== Segment start ==

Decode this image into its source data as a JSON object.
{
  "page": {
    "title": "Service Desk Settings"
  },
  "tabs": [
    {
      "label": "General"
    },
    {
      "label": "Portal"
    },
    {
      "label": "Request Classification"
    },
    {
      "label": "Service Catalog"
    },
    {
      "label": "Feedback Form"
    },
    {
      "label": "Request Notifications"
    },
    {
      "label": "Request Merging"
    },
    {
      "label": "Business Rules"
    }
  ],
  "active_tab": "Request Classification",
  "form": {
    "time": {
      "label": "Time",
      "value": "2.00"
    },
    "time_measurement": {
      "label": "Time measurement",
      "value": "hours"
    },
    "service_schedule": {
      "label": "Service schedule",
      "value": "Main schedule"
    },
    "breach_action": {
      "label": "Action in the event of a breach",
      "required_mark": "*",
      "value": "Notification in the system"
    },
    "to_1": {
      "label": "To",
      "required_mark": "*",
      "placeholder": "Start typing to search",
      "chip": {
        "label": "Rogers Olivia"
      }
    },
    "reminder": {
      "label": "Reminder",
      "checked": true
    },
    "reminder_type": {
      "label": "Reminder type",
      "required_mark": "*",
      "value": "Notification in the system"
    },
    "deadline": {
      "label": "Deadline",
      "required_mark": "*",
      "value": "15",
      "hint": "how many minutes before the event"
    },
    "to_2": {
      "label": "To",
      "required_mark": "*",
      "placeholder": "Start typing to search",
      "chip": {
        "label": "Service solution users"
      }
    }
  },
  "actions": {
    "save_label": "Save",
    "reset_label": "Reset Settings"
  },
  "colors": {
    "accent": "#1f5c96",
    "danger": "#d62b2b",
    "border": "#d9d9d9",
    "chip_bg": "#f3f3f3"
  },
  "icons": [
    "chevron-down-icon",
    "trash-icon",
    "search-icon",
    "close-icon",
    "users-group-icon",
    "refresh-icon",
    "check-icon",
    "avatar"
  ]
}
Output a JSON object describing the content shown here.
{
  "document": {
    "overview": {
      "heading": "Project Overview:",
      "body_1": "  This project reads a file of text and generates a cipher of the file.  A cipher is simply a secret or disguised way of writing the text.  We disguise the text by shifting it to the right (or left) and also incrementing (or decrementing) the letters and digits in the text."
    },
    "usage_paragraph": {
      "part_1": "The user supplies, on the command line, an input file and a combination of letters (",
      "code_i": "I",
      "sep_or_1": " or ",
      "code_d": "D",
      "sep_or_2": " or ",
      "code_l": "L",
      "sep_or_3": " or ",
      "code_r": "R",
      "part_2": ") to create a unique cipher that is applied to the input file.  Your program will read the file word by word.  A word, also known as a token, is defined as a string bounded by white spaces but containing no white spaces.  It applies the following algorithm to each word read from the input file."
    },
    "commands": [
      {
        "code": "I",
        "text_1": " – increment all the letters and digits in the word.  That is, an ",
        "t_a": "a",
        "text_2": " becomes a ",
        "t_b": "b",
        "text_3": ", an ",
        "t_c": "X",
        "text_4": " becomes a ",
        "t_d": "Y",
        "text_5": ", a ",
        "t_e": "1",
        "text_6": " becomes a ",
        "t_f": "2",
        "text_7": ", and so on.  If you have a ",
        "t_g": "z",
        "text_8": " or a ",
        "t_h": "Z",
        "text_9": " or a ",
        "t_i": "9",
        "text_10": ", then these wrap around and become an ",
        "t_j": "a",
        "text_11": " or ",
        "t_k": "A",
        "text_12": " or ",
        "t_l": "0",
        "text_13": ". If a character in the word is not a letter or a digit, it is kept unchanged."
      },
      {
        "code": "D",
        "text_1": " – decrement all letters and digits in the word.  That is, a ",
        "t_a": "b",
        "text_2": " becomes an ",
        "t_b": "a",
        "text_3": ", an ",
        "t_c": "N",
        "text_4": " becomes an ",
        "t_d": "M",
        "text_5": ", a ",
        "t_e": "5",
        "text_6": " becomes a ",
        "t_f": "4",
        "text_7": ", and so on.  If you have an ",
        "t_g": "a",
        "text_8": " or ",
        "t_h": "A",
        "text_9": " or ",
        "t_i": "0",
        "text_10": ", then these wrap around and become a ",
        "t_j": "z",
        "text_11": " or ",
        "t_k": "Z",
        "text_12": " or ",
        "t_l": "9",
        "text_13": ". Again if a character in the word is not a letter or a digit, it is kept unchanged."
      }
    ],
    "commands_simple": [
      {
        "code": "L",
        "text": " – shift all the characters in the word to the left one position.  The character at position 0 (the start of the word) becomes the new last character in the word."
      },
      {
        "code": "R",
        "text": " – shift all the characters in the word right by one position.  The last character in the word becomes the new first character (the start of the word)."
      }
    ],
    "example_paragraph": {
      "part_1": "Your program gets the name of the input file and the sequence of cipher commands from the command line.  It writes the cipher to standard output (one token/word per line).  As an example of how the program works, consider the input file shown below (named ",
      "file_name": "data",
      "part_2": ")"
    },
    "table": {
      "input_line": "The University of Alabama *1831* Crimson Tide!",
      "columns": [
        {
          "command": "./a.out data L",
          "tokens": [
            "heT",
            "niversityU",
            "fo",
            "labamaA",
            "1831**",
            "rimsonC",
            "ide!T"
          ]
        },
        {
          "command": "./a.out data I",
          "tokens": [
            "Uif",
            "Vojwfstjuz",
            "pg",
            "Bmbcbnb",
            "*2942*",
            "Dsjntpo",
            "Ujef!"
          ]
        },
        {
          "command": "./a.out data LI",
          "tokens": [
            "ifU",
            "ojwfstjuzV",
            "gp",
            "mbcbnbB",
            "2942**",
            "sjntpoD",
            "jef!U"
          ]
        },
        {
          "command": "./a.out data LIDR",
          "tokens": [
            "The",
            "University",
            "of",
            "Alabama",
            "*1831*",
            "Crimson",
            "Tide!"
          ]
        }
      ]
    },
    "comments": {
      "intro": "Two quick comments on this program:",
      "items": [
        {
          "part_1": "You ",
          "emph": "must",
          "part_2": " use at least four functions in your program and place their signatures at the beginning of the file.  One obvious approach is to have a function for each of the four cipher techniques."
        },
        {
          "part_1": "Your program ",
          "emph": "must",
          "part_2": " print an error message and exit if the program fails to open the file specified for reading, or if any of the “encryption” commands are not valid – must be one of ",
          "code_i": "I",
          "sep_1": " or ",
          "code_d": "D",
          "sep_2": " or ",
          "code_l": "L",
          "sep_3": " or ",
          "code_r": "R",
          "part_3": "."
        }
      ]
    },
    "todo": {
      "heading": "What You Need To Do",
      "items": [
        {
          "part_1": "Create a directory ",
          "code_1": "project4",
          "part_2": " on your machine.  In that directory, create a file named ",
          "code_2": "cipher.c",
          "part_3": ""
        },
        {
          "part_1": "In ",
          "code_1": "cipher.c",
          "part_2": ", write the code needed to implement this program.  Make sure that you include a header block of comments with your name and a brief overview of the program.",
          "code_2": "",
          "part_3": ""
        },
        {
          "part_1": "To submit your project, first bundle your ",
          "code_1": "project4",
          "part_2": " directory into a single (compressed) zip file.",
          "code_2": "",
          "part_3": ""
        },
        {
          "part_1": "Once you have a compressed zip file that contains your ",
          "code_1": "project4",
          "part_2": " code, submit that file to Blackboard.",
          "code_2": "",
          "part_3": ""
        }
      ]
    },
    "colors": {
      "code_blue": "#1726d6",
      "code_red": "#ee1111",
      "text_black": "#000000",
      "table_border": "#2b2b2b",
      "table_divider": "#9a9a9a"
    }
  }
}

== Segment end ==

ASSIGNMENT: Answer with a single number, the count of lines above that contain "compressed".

EXPECTED ANSWER: 2